TASK: Where the records hold the string "Protection", show the whole line it sits on.

DATASET EXCERPTS section start

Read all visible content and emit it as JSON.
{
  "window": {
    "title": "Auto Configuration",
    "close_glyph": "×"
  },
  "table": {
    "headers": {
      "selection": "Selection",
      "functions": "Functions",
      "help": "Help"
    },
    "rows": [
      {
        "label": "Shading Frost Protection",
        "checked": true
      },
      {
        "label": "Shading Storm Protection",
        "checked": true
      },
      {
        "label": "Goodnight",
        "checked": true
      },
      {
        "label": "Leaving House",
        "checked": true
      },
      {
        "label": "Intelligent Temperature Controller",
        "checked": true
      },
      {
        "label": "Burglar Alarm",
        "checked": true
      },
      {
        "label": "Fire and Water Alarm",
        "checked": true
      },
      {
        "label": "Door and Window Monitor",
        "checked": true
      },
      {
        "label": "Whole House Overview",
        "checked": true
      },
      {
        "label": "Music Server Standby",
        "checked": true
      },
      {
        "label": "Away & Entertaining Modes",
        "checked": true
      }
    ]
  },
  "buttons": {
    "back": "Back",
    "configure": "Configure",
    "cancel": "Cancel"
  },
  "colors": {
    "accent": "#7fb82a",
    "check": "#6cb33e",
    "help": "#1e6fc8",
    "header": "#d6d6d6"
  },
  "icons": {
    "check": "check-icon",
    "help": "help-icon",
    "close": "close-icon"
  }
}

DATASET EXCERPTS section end

SOLUTION:
        "label": "Shading Frost Protection",
        "label": "Shading Storm Protection",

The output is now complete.